Hommen was seen as a logical choice to succeed Michel Tilmant, having served on ING's supervisory board since 2005. He would soon draw on lessons learned from turning Royal Philips Electronics NV from an unwieldy conglomerate into a more focused company during his eight-year stint as CFO.
He also made use of his experience dealing with the American banking system during more than two decades in the U.S. at aluminum company Alcoa Inc., where he also served as CFO. (Hommen joined Alcoa after it acquired Lips Aluminum, where he had been working as an accountant.)
At ING, Hommen has much work yet to do. In the short term, the lender has promised to repay the outstanding €3 billion in government aid by May. However, it remains locked in a legal battle with the European Commission, which in 2009 blocked its attempt to repay state aid early. A court ruling on the matter may come later this year.
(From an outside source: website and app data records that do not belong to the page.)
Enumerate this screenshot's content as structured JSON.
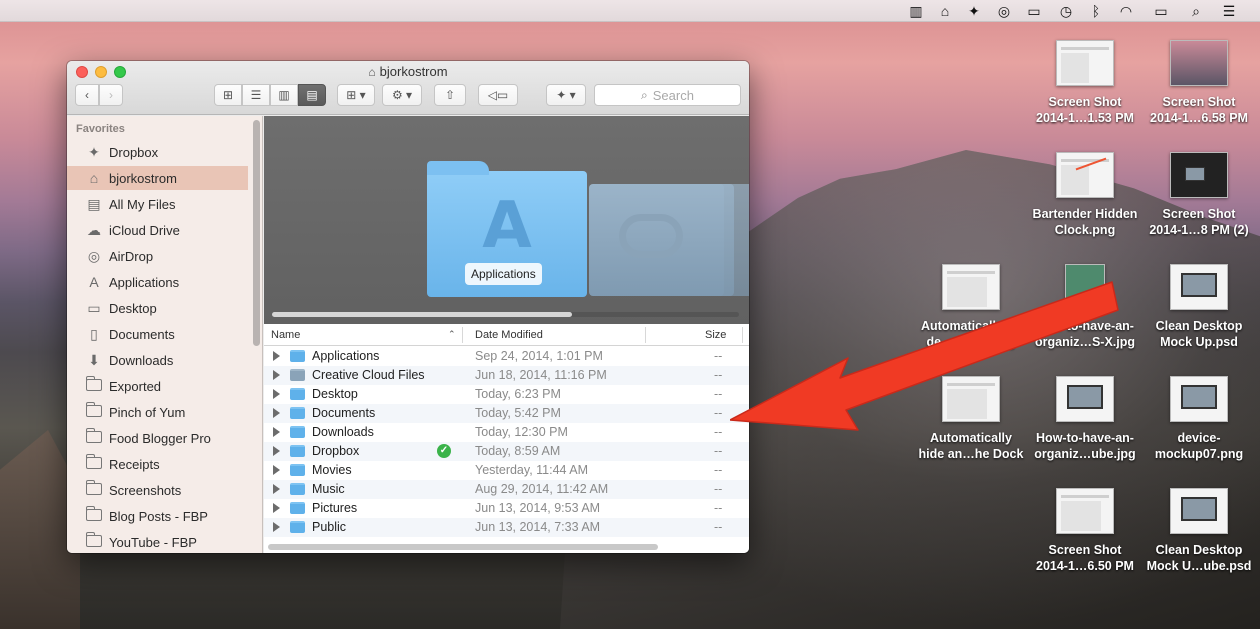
{
  "menubar": {
    "icons": [
      "battery-status-icon",
      "home-icon",
      "dropbox-icon",
      "creative-cloud-icon",
      "airplay-icon",
      "time-machine-icon",
      "bluetooth-icon",
      "wifi-icon",
      "battery-icon",
      "spotlight-icon",
      "notification-center-icon"
    ]
  },
  "window": {
    "title": "bjorkostrom",
    "search_placeholder": "Search"
  },
  "sidebar": {
    "heading": "Favorites",
    "items": [
      {
        "label": "Dropbox",
        "icon": "dropbox-icon"
      },
      {
        "label": "bjorkostrom",
        "icon": "home-icon"
      },
      {
        "label": "All My Files",
        "icon": "all-files-icon"
      },
      {
        "label": "iCloud Drive",
        "icon": "cloud-icon"
      },
      {
        "label": "AirDrop",
        "icon": "airdrop-icon"
      },
      {
        "label": "Applications",
        "icon": "applications-icon"
      },
      {
        "label": "Desktop",
        "icon": "desktop-icon"
      },
      {
        "label": "Documents",
        "icon": "documents-icon"
      },
      {
        "label": "Downloads",
        "icon": "downloads-icon"
      },
      {
        "label": "Exported",
        "icon": "folder-icon"
      },
      {
        "label": "Pinch of Yum",
        "icon": "folder-icon"
      },
      {
        "label": "Food Blogger Pro",
        "icon": "folder-icon"
      },
      {
        "label": "Receipts",
        "icon": "folder-icon"
      },
      {
        "label": "Screenshots",
        "icon": "folder-icon"
      },
      {
        "label": "Blog Posts - FBP",
        "icon": "folder-icon"
      },
      {
        "label": "YouTube - FBP",
        "icon": "folder-icon"
      }
    ]
  },
  "coverflow": {
    "selected_label": "Applications"
  },
  "list": {
    "headers": {
      "name": "Name",
      "date": "Date Modified",
      "size": "Size"
    },
    "rows": [
      {
        "name": "Applications",
        "date": "Sep 24, 2014, 1:01 PM",
        "size": "--"
      },
      {
        "name": "Creative Cloud Files",
        "date": "Jun 18, 2014, 11:16 PM",
        "size": "--"
      },
      {
        "name": "Desktop",
        "date": "Today, 6:23 PM",
        "size": "--"
      },
      {
        "name": "Documents",
        "date": "Today, 5:42 PM",
        "size": "--"
      },
      {
        "name": "Downloads",
        "date": "Today, 12:30 PM",
        "size": "--"
      },
      {
        "name": "Dropbox",
        "date": "Today, 8:59 AM",
        "size": "--"
      },
      {
        "name": "Movies",
        "date": "Yesterday, 11:44 AM",
        "size": "--"
      },
      {
        "name": "Music",
        "date": "Aug 29, 2014, 11:42 AM",
        "size": "--"
      },
      {
        "name": "Pictures",
        "date": "Jun 13, 2014, 9:53 AM",
        "size": "--"
      },
      {
        "name": "Public",
        "date": "Jun 13, 2014, 7:33 AM",
        "size": "--"
      }
    ]
  },
  "desktop": {
    "icons": [
      {
        "l1": "Screen Shot",
        "l2": "2014-1…1.53 PM"
      },
      {
        "l1": "Screen Shot",
        "l2": "2014-1…6.58 PM"
      },
      {
        "l1": "Bartender Hidden",
        "l2": "Clock.png"
      },
      {
        "l1": "Screen Shot",
        "l2": "2014-1…8 PM (2)"
      },
      {
        "l1": "Automatically_hi",
        "l2": "de_a…ock.png"
      },
      {
        "l1": "How-to-have-an-",
        "l2": "organiz…S-X.jpg"
      },
      {
        "l1": "Clean Desktop",
        "l2": "Mock Up.psd"
      },
      {
        "l1": "Automatically",
        "l2": "hide an…he Dock"
      },
      {
        "l1": "How-to-have-an-",
        "l2": "organiz…ube.jpg"
      },
      {
        "l1": "device-",
        "l2": "mockup07.png"
      },
      {
        "l1": "Screen Shot",
        "l2": "2014-1…6.50 PM"
      },
      {
        "l1": "Clean Desktop",
        "l2": "Mock U…ube.psd"
      }
    ]
  },
  "colors": {
    "selection": "#e9c5b6",
    "folder_blue": "#5fb1ea",
    "arrow_red": "#f03a24",
    "sync_green": "#3bb34a"
  }
}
The company has given itself until the end of 2013 to complete the separation of its banking and insurance businesses, with plans to launch two initial public offerings, one for the U.S. and the other for European and Asian operations.
"For ING the main challenge will be the IPOs of the insurance activities," says Dirk Peeters, a Brussels-based analyst with KBC Securities NV. At the start of this year, ING began to run its banking and insurance businesses as separate operations, the first step toward the eventual listings.
Especially in today's roiling financial markets, Hommen won't be rash, but he's moving, as they say, with all deliberate speed.